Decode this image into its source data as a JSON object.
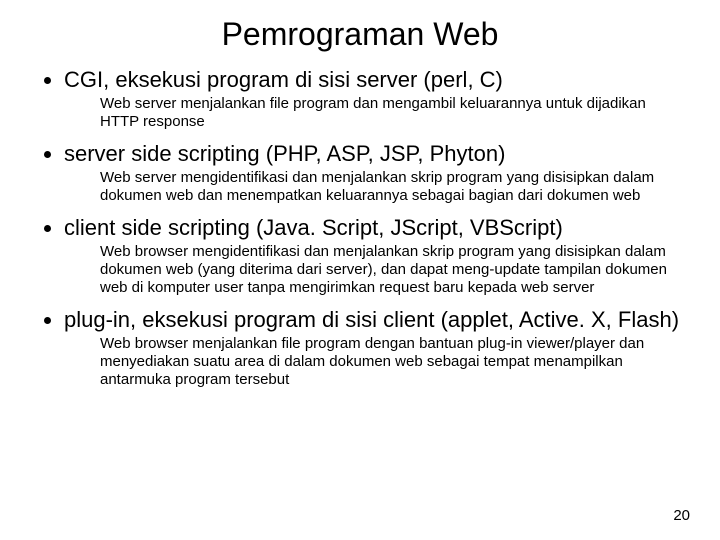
{
  "title": "Pemrograman Web",
  "items": [
    {
      "heading": "CGI, eksekusi program di sisi server (perl, C)",
      "desc": "Web server menjalankan file program dan mengambil keluarannya untuk dijadikan HTTP response"
    },
    {
      "heading": "server side scripting (PHP, ASP, JSP, Phyton)",
      "desc": "Web server mengidentifikasi dan menjalankan skrip program yang disisipkan dalam dokumen web dan menempatkan keluarannya sebagai bagian dari dokumen web"
    },
    {
      "heading": "client side scripting (Java. Script, JScript, VBScript)",
      "desc": "Web browser mengidentifikasi dan menjalankan skrip program yang disisipkan dalam dokumen web (yang diterima dari server), dan dapat meng-update tampilan dokumen web di komputer user tanpa mengirimkan request baru kepada web server"
    },
    {
      "heading": "plug-in, eksekusi program di sisi client (applet, Active. X, Flash)",
      "desc": "Web browser menjalankan file program dengan bantuan plug-in viewer/player dan menyediakan suatu area di dalam dokumen web sebagai tempat menampilkan antarmuka program tersebut"
    }
  ],
  "page_number": "20"
}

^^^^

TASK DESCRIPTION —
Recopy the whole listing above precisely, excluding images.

ANSWER SPACE —
Decode this image into its source data as a JSON object.
{
  "title": "Pemrograman Web",
  "items": [
    {
      "heading": "CGI, eksekusi program di sisi server (perl, C)",
      "desc": "Web server menjalankan file program dan mengambil keluarannya untuk dijadikan HTTP response"
    },
    {
      "heading": "server side scripting (PHP, ASP, JSP, Phyton)",
      "desc": "Web server mengidentifikasi dan menjalankan skrip program yang disisipkan dalam dokumen web dan menempatkan keluarannya sebagai bagian dari dokumen web"
    },
    {
      "heading": "client side scripting (Java. Script, JScript, VBScript)",
      "desc": "Web browser mengidentifikasi dan menjalankan skrip program yang disisipkan dalam dokumen web (yang diterima dari server), dan dapat meng-update tampilan dokumen web di komputer user tanpa mengirimkan request baru kepada web server"
    },
    {
      "heading": "plug-in, eksekusi program di sisi client (applet, Active. X, Flash)",
      "desc": "Web browser menjalankan file program dengan bantuan plug-in viewer/player dan menyediakan suatu area di dalam dokumen web sebagai tempat menampilkan antarmuka program tersebut"
    }
  ],
  "page_number": "20"
}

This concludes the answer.